In the third session, students presented rough cuts of their songs for feedback and critique from the teaching artists. Baba also facilitated a discussion with each student about the creative process involved in crafting his or her song. Following lunch, soul vocalist and vocal coach Grace Galu led students through a series of vocal warm-ups that can be done quickly before rehearsal or performance. She also stressed the importance listening through exercises with harmony and a round-robin rendition of an African chant.

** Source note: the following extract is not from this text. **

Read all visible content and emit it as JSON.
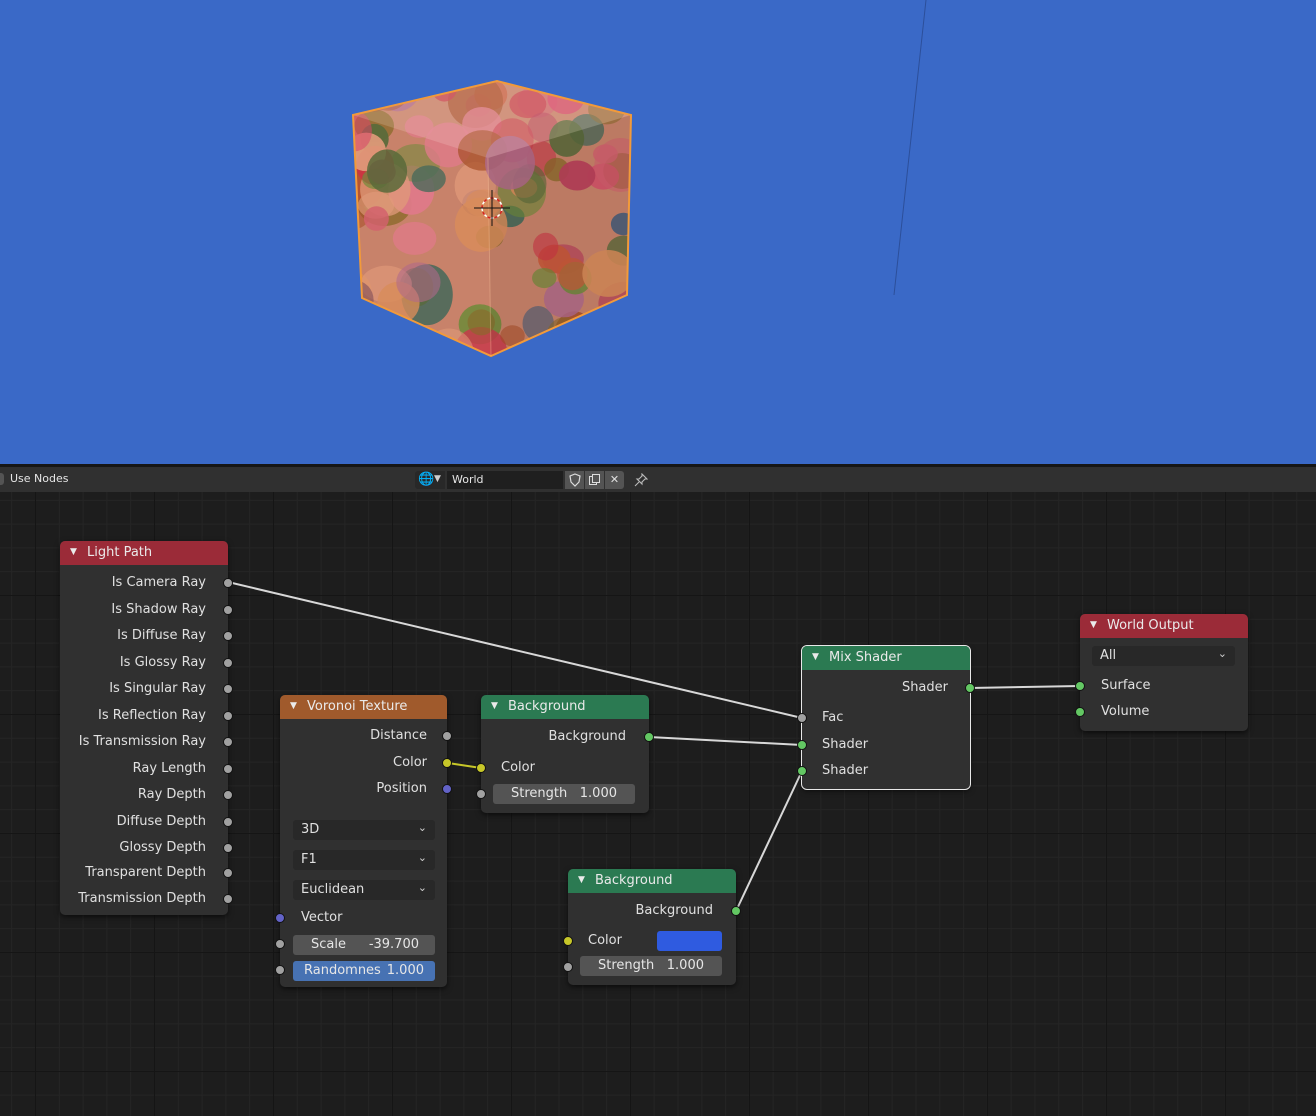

The reminder of the afternoon was dedicated to the teaching artists engaged in one-on-one sessions with the students in groups. Dawn worked with two students on incorporating movement into their duet performances while Pamela, a prolific jazz vocalist and violinist, worked with another student on crafting a hook for her song. Yako worked with instrumentalists on stage to tighten up several songs that had played for earlier, and Grace worked with soloists on vocal projection. Baba, as the primary organizer and facilitator, oversaw all of the groups and began setup for the final professional development session.
The mentoring day ended with Baba leading a workshop on lyric writing with figurative language, beatmaking, and music production with the assistance of Yako. This was followed by an essential, but brief professional development lecture on copywriting, royalties, promotion, and liabilities by Baba. Although scheduled to end at 4:00 PM, the session lasted until 4:20 PM with students fully engaged!
Pamela working one-on-one with a student on crafting a hook